3 Questions to Consider Before Taking on Student Loan Debt

What Parents and Students Should Know Before Taking Student Loans

student loan debt

Is it ever smart to take on significant debt to earn an academic degree? Yes. But students and parents need to think like prudent investors and consider a number of factors when making college-related financial decisions.

Take for example a young couple whom both carry student loans adding up to a total of over $1 million dollars. Even if the two both have jobs in the medical field with a combined income of over $600,000 it will likely take them over a decade before they are able to lift the burden of this heavy debt.

And that doesn’t include expenses that come with starting a family if they decide they want kids or an unexpected cut back on income if one of the partners is forced to work fewer hours. All of a sudden these major life changes make monthly loan payments look ominous and impossible. Many students and graduates have the same sort of issues that this couple faces and just how much weight student debt can have on your life and your finances.

The class of 2016 college graduates carried student debt averaging $37,172. The average graduate school debt is upwards of $30,000 for a master’s degree and could be upwards of $90,000 for a law, medical or another professional degree.

Before Making This Type of Investment, You’ll Want to Ask Yourself These Three Questions

How will this degree pay me in the future? For many, college is more than just earning an academic degree. It’s a place where young adults are free to figure out what it’s like to live on your own, learn new life, social and financial skills, make new friends, and learn how to develop a balanced social and work lifestyle.

With this in mind, it is essential to weigh the costs and benefits when deciding where and how much to invest in higher education. A good practice to try is to compare your likely earnings in the field you want to pursue against the cost of earning that particular degree.

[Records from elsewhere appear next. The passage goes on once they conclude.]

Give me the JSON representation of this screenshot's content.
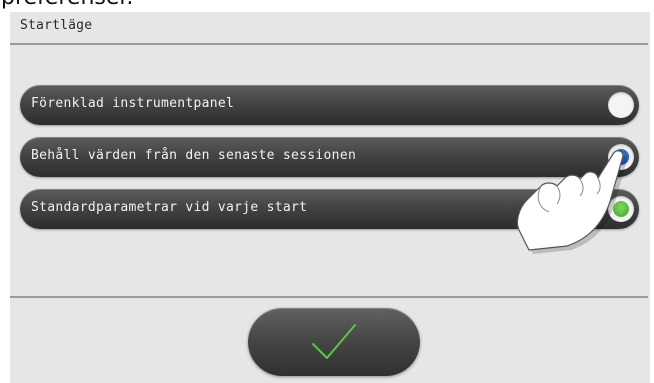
{
  "caption_fragment": "preferenser.",
  "panel": {
    "title": "Startläge"
  },
  "options": [
    {
      "label": "Förenklad instrumentpanel",
      "state": "unselected"
    },
    {
      "label": "Behåll värden från den senaste sessionen",
      "state": "pressed"
    },
    {
      "label": "Standardparametrar vid varje start",
      "state": "selected"
    }
  ],
  "confirm": {
    "icon": "checkmark-icon"
  },
  "colors": {
    "panel_bg": "#e6e6e6",
    "row_bg": "#444444",
    "radio_blue": "#1f5aa5",
    "radio_green": "#6cc74a",
    "check_green": "#5fc44a"
  },
  "icons": {
    "pointer": "pointing-hand-icon"
  }
}
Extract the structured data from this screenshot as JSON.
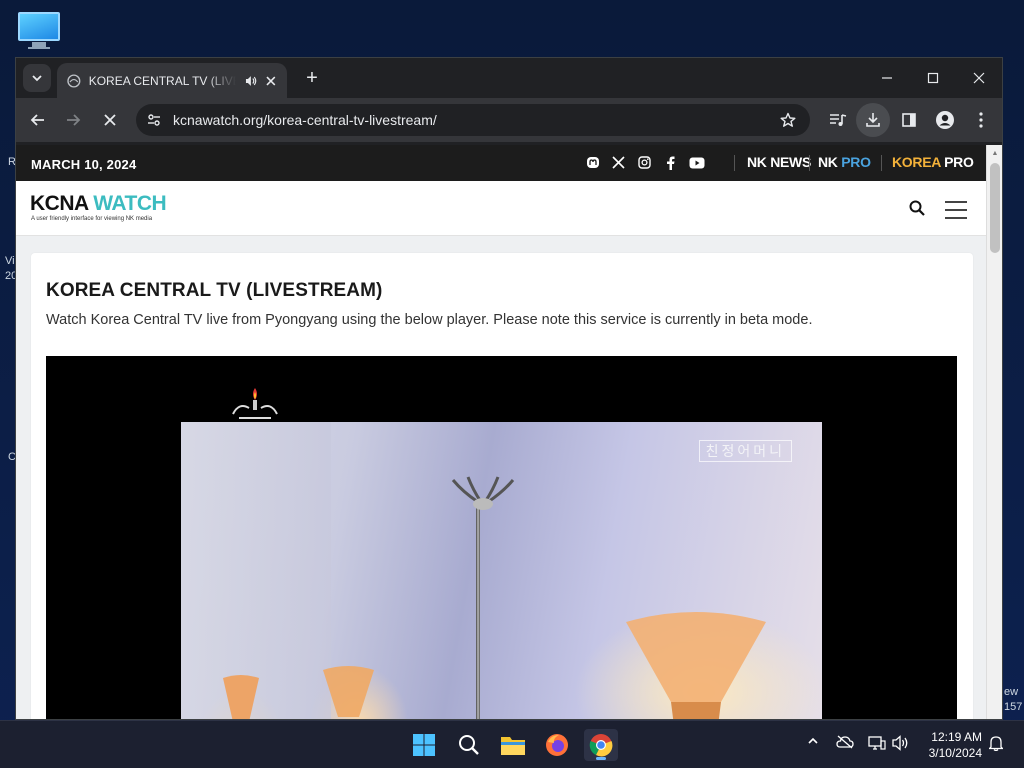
{
  "desktop": {
    "fragments": [
      "R",
      "Vi",
      "20",
      "C",
      "ew",
      "157"
    ]
  },
  "browser": {
    "tab": {
      "title": "KOREA CENTRAL TV (LIVESTREAM)",
      "icons": [
        "tab-search-icon",
        "favicon-icon",
        "audio-playing-icon",
        "close-tab-icon"
      ]
    },
    "new_tab_label": "+",
    "url": "kcnawatch.org/korea-central-tv-livestream/"
  },
  "site": {
    "date": "MARCH 10, 2024",
    "social_icons": [
      "mastodon-icon",
      "x-icon",
      "instagram-icon",
      "facebook-icon",
      "youtube-icon"
    ],
    "brands": {
      "nknews": "NK NEWS",
      "nkpro_a": "NK",
      "nkpro_b": " PRO",
      "koreapro_a": "KOREA",
      "koreapro_b": " PRO"
    },
    "logo": {
      "part1": "KCNA",
      "part2": " WATCH",
      "tagline": "A user friendly interface for viewing NK media"
    },
    "page": {
      "title": "KOREA CENTRAL TV (LIVESTREAM)",
      "description": "Watch Korea Central TV live from Pyongyang using the below player. Please note this service is currently in beta mode."
    },
    "player": {
      "overlay_caption": "친정어머니"
    }
  },
  "taskbar": {
    "apps": [
      "start-icon",
      "search-icon",
      "file-explorer-icon",
      "firefox-icon",
      "chrome-icon"
    ],
    "clock": {
      "time": "12:19 AM",
      "date": "3/10/2024"
    }
  },
  "colors": {
    "accent_teal": "#3cbcc0",
    "korea_pro_gold": "#f4b23a",
    "nk_pro_blue": "#4aa3df"
  }
}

It’s probably not a best to take on $100,000 in debt at a choice private school if you know you want to be a social worker or become a wildlife specialist.

Why do I want to pay for this expensive school? To put this into perspective, remember that college is a consumer product like any other. Some colleges have very strong well-known brands with many years of traditions and excellent marketing techniques. It is important to look beyond all this when choosing a college because the highest student loan debt most often accumulates at private schools with very strong brands. But many public colleges and lesser-known private schools offer similar and even more education options and campus life for much less. A good tip to remember is that college is all about what you put into it, both inside and outside of the classroom. You may not be going to your dream school but with the right mindset, you can make the college you end up attending feel like home.

Choosing a less-elite school might even enrich your college experience by providing more chances to shine. A lot of the times, students tend to feel less confident about their academic abilities when attending a leading and reputable institution. Elite schools consist of all the high school students that were top of their class, which makes for challenging competition. Attending a public college may save you from unnecessary stress and pressure, providing you with a calmer route to success.

How can I lessen any college costs? Scholarships! There hundreds to thousands of scholarships available to students at any income levels. A lot of students are unaware of these scholarships opportunities because they figure they are not eligible for financial aid. Research some scholarship opportunities in your area and ask your guidance counselor or mentor for any suggestions.

Those who do end up taking on student loans also have some options for help. One great company to look into is SoFi.com which connects graduates with alumni (from the same alma mater) who are actively looking for a way to help reduce loan costs by reducing interest rates, sometimes lower than what a bank or subsidized lending institution can do.

Make sure to spend a significant amount of time researching and considering where you’ll go to college and how you are going to pay for it because this effort is sure to pay off big time.